The Elmore Leonard influences--which others have noted--are clear, but Winslow's work is in no way derivative. He's simply working the same turf in his own sweet way. If Winslow isn't on your list of must-read, must-buy-in-hardcover writers, he should be.
And the ending devolves into a TV-style shootout and a final twist that you could see coming a mile away. I have some problems with the credibility of the ending, too, but I won't spoil it.
Other than what I consider an unbelievable main character and a contrived ending, the book is a fun read, and skips along from beach to desert and back meeting interesting characters along the.way, all of whom are more credible than Winslow has made Frankie.
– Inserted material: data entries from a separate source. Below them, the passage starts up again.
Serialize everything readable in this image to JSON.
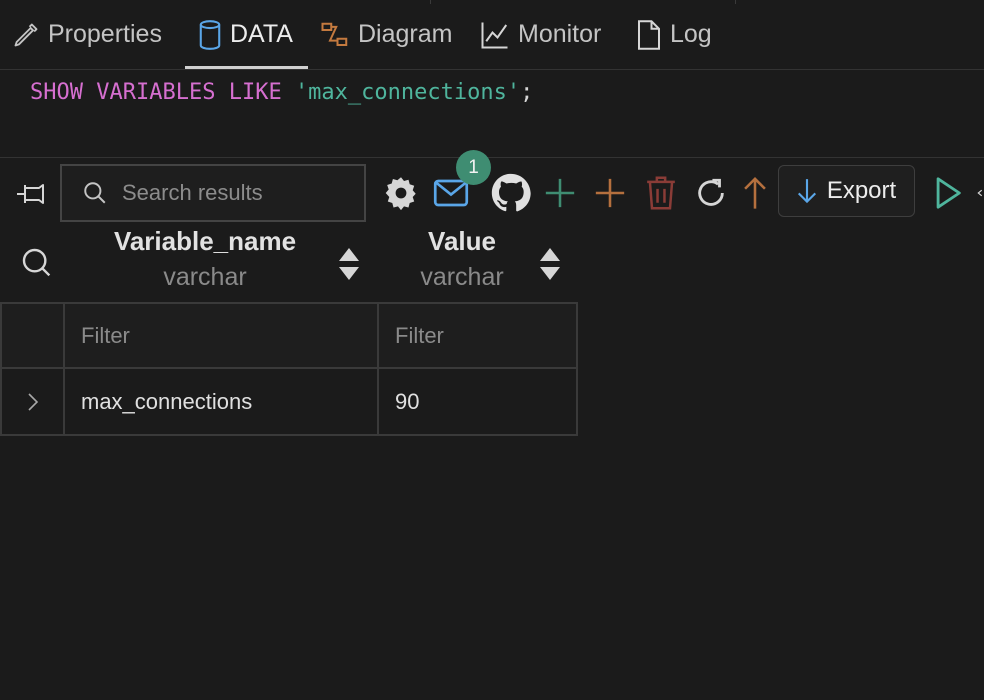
{
  "tabs": [
    {
      "label": "Properties",
      "icon": "pencil-icon"
    },
    {
      "label": "DATA",
      "icon": "database-icon",
      "active": true
    },
    {
      "label": "Diagram",
      "icon": "diagram-icon"
    },
    {
      "label": "Monitor",
      "icon": "chart-line-icon"
    },
    {
      "label": "Log",
      "icon": "document-icon"
    }
  ],
  "editor": {
    "kw1": "SHOW",
    "kw2": "VARIABLES",
    "kw3": "LIKE",
    "string": "'max_connections'",
    "terminator": ";"
  },
  "toolbar": {
    "search_placeholder": "Search results",
    "notification_count": "1",
    "export_label": "Export",
    "colors": {
      "add_green": "#3f8d72",
      "add_orange": "#b5703e",
      "delete_red": "#8a3c37",
      "run_green": "#4fb59d",
      "mail_blue": "#5aa6e8"
    }
  },
  "columns": [
    {
      "name": "Variable_name",
      "type": "varchar"
    },
    {
      "name": "Value",
      "type": "varchar"
    }
  ],
  "filters": {
    "col1": "Filter",
    "col2": "Filter"
  },
  "rows": [
    {
      "variable_name": "max_connections",
      "value": "90"
    }
  ]
}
As a retired cop, I do like how Winslow paints his mobsters in shades of gray. He shows the ambiguity that exists, among and between, mobsters, businessmen, cops and politicians. A lot of floating happens between those roles and there's very little honor among any of them, not just the thieves.
I don't want to pan this book too much. You'll enjoy it. It's just that I've come to expect so much from Don Winslow.
If you know anything about the history of the Mafia in Southern California, and particularly if you grew up here and know some of the stories of the Mob in San Diego, a lot of this feels like actual non-fiction history with some of the names changed to protect the guilty (and protect Winslow from libel lawsuits, of course). I had a lot of fun trying to replace fictional names with the real ones - some are obvious (there is a reason that the "La Costa" resort in Carlsbad was called "La Costa Nostra" by a lot of San Diegans in the 60's-70's).
Frankie himself is a smart, "too cool for school" semi-retired mobster - the kind of guy you wouldn't mind drinking with (or surfing with) - if you didn't know his full history. Even after you know his history, you will still be pulling for him to make it through the worst time of his life.
Most Recent Customer Reviews
Hard to put down. Good for anyone who enjoys organized crime stories. Disappointing ending, but it usually is. I'll try more of his books for sure.Published 3 days ago by matt mueller
After reading Don Winslow's "The Cartel" I expected an exciting and fast moving story with deeply drawn characters.. What a disappointment! Read morePublished 15 days ago by John SantaPietro
Great turns in this book, with a fine lead character. Can't put it down. A cool sequel to the author's great cartel series.Published 1 month ago by Lawrence Burns
A great read with plenty of twists to keep you glued to the pages. Hard to put down even when you should be doing something important.Published 1 month ago by Herm
The mafia, in San Diego? When I think of San Diego I think Steve Garvey, and retired Navy guys with road rage. Read morePublished 2 months ago by RobThomas916
entertaining, fast paced, clever plot twists (at least to me... maybe I am kinda slow...), I guess this genre is supposed to be noir (gritty detective), but it is very... Read morePublished 2 months ago by king toot
This was a good read. Don writes well and created a good story here. I would surely recommend this one.Published 3 months ago by Jeff L